With the dramatic rise in mobile search, and Google moving to all artificial intelligence systems for 2016, it’s more essential than ever that companies develop strategies to boost their pages in the search engines to get top search result ranking.
Three important discoveries emerged from Searchmetrics’ 2015 annual analysis of the top 30 search results on Google for 10,000 keywords. The study analyzed common characteristics of pages with a high Google ranking and the factors that correlate with (or are more likely to appear on) these pages.
Quality content, not keywords
Most marketers know that content strategies based purely on inserting or including certain keywords within copy are dead. The study clearly shows that the emphasis today must be on creating relevant, high-quality content that is easily understood and comprehensively covers the topic.
The average word count of the top 30 pages in search results increased by 25% since 2014. Additionally, Flesch Reabability Score (which measures how easy it id to read a piece of text) is becoming more important. This not only indicates that high ranking content is longer (and is relevant and adds value) but that it should be easily understood by the intended audience.
While other studies have suggested that your content should be readable by a 5th grader, keep in mind the needs of your audience. If you’re writing for Global 1000 CEO’s, keep your content easy to read and digest for them (hopefully well above th grade level).
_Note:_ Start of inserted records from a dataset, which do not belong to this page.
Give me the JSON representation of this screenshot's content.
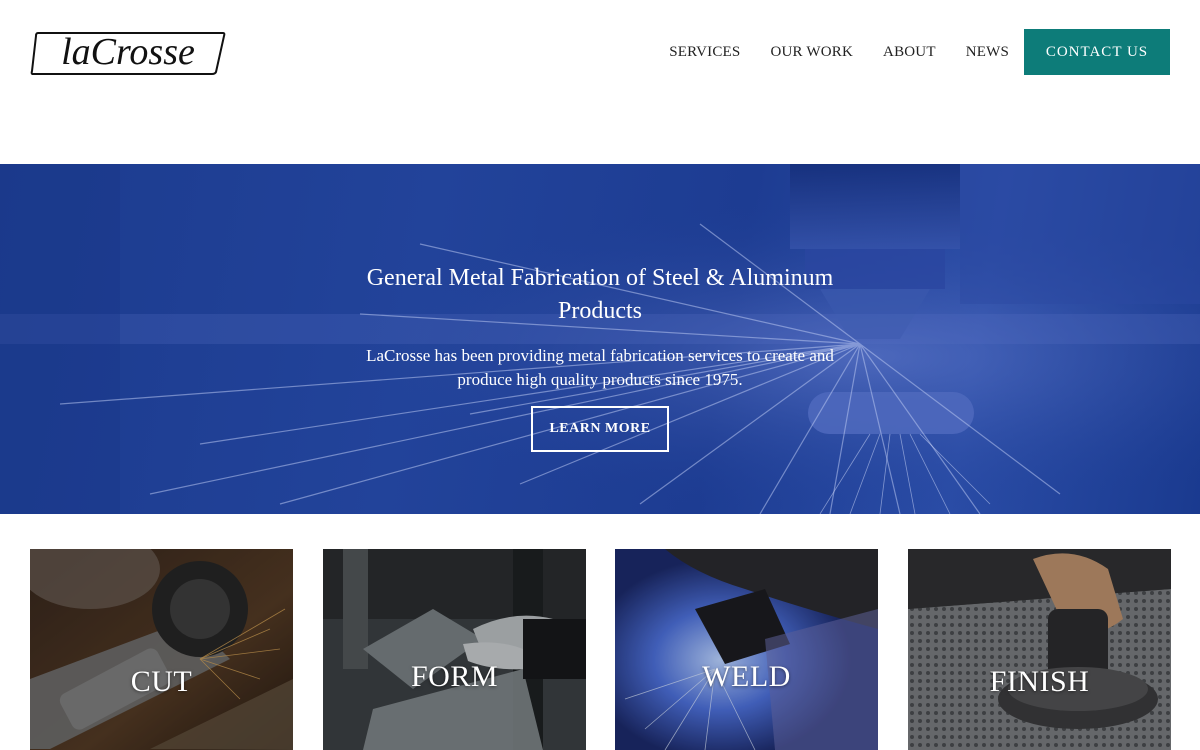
{
  "header": {
    "logo_text": "laCrosse",
    "nav": {
      "services": "SERVICES",
      "our_work": "OUR WORK",
      "about": "ABOUT",
      "news": "NEWS",
      "contact": "CONTACT US"
    },
    "accent_color": "#0d7c79"
  },
  "hero": {
    "title": "General Metal Fabrication of Steel & Aluminum Products",
    "subtitle": "LaCrosse has been providing metal fabrication services to create and produce high quality products since 1975.",
    "button": "LEARN MORE",
    "overlay_color": "#1f3f96"
  },
  "services": [
    {
      "label": "CUT"
    },
    {
      "label": "FORM"
    },
    {
      "label": "WELD"
    },
    {
      "label": "FINISH"
    }
  ]
}
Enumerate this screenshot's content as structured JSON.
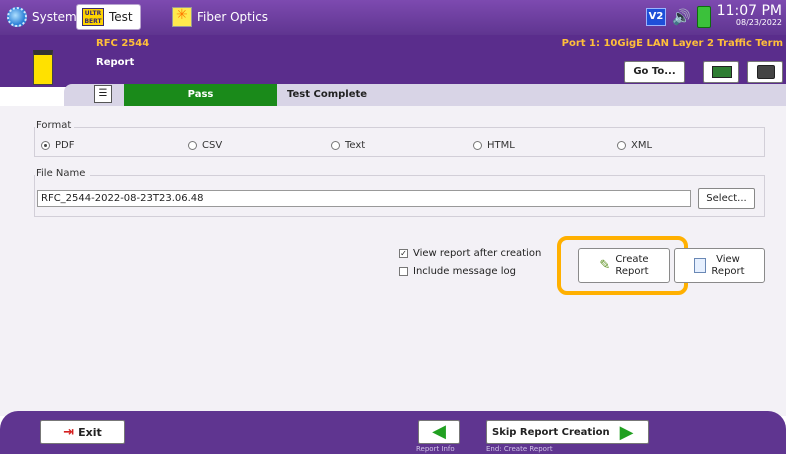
{
  "topbar": {
    "tabs": [
      {
        "label": "System",
        "icon": "gear-icon"
      },
      {
        "label": "Test",
        "icon": "bert-icon",
        "icon_text": "ULTR BERT"
      },
      {
        "label": "Fiber Optics",
        "icon": "fiber-optics-icon"
      }
    ],
    "status": {
      "network_badge": "V2",
      "time": "11:07 PM",
      "date": "08/23/2022"
    }
  },
  "header": {
    "test_name": "RFC 2544",
    "sub_title": "Report",
    "port_label": "Port 1: 10GigE LAN Layer 2 Traffic Term",
    "goto_label": "Go To..."
  },
  "status_strip": {
    "result": "Pass",
    "state": "Test Complete",
    "result_color": "#1a8a1a"
  },
  "format": {
    "label": "Format",
    "options": [
      "PDF",
      "CSV",
      "Text",
      "HTML",
      "XML"
    ],
    "selected": "PDF"
  },
  "file": {
    "label": "File Name",
    "value": "RFC_2544-2022-08-23T23.06.48",
    "select_label": "Select..."
  },
  "options": {
    "view_after": {
      "label": "View report after creation",
      "checked": true
    },
    "include_log": {
      "label": "Include message log",
      "checked": false
    }
  },
  "actions": {
    "create_line1": "Create",
    "create_line2": "Report",
    "view_line1": "View",
    "view_line2": "Report",
    "highlight_color": "#ffb000"
  },
  "footer": {
    "exit_label": "Exit",
    "prev_caption": "Report Info",
    "next_label": "Skip Report Creation",
    "next_caption": "End: Create Report"
  }
}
High-ranking pages cover topics in greater depth, touching on a variety of subjects, which also means they rank for more search terms and topics to assist in potentially attracting more traffic. This indicates that high-ranking sites are shifting their focus from using keywords based on search queries, to trying to understand the user’s intention as a whole and reflecting this in quality, logically structured content.
User experience matters, more internal links, more images
Web pages that ranked well in this study offered a more user-friendly experience. They are more likely to use features such as bullet points to present content in a more structured way, as well as more menus, buttons and other interactive elements that make a site easier to use.
While the use of responsive design is increasing, it’s interesting that only 30% of top-ranked pages use responsive design to automatically optimize pages for mobile devices.
High-ranking pages also tend to include more images and more internal links that visitors can use to find related information that adds value.
Goodbye, backlinks. Hello, link earning!
Backlinks continue to be important as a signal of quality and value. But this importance is waning.
While backlinks still show a fairly high correlation with rankings, their value is declining and is lower than last year’s study.
While link building is on the wane, link eaning by creating quality content is the way to go. The results show that to rank well, the emphasis is now on good, relevant content on sites that provide a quality user experience.